Job hunting, that is.
At least with “real” hunting, humans are generally the hunters, not the hunted. But when it comes to looking for work, unfortunately, the whole process is more like being the one getting shot.
I suspect it’s been this way for many years and is only getting worse, but especially in the challenging marketplace of today, trying to find work is a completely dehumanizing experience. It’s emotionally and physically draining, and if you haven’t experienced it, I recommend doing two things:
- Take a moment to say “Thanks,” and
- Prepare yourself for when your time arrives.
This is not a whiny post about how crappy it is to be unemployed, however. This is a post about what we can do about it.
I hear all sorts of conflicting reports about job creation. There are both reports of hope and tales of unbelievable horror, and because of this it’s hard to get a true picture of what’s really going on.

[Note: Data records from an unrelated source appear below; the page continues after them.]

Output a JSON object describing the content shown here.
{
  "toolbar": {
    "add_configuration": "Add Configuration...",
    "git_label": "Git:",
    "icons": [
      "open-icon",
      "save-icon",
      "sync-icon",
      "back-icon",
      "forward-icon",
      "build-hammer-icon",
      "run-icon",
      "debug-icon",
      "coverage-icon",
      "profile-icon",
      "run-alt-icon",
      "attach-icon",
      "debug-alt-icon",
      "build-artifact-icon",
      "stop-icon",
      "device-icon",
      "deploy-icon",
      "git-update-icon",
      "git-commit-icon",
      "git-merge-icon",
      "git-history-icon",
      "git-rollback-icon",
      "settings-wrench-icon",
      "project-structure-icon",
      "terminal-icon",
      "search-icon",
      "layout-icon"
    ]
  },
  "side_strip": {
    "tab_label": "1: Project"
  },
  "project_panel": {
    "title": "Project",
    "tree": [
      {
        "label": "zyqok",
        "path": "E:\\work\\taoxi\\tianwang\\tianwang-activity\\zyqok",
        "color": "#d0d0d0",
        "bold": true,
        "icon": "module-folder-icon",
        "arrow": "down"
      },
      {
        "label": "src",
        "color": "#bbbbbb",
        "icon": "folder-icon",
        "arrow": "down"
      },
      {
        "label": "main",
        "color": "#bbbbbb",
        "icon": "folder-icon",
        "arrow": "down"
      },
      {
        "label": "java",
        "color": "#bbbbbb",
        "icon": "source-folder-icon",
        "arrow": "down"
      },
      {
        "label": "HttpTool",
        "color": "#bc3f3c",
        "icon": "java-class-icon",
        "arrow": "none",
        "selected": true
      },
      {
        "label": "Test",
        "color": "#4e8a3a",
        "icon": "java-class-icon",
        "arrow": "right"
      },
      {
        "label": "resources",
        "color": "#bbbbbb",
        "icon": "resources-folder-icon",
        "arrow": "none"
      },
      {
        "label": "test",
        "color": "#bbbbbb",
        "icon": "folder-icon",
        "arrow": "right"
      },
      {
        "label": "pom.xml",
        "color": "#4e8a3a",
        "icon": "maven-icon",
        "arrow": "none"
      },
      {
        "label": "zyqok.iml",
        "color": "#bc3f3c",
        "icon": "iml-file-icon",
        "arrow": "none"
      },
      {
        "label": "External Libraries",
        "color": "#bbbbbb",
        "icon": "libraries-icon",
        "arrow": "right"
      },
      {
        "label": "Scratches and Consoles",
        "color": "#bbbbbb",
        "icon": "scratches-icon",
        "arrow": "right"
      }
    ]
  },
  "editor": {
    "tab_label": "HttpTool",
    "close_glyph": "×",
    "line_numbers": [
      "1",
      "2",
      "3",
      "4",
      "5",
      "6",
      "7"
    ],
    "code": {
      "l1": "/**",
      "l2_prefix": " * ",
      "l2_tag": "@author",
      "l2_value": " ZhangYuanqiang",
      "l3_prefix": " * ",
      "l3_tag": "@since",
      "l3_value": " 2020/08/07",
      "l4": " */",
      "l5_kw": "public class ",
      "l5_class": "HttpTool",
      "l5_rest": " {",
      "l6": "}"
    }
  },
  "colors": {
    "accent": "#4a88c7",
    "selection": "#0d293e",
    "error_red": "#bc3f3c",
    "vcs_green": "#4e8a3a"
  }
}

Here’s my thought: consider the “job market” like some kind of economic law of thermodynamics. Money, like energy, doesn’t ever really disappear; it has to go somewhere. But with the marketplace changing in such a tectonic way, it’s hard to know how to adapt.
The opportunity for reinventing how people get connected to jobs that fit their talents is a major challenge for us Revolutionaries. As you well know if you’ve experienced the inhumanity, or watched someone close to you go through it, the process the way it is now is utterly, ridiculously broken. It can’t be allowed to continue.
But what do we do about it?
I tend to think re-educating ourselves is always a great place to begin, so first I recommend people read as much as possible from futurist-type thinkers like Seth Godin and Umair Haque. Developing your personal brand is also a very good step. (In that vein, please read Gary Vaynerchuk’s Crush It if you haven’t yet!)
Obviously reinventing the whole process will take time, and is a rather large task (although I think we’re up for it!). But where do you think we should start? What will YOU do?
What To Read Next: Unemployment, Greed, & Hope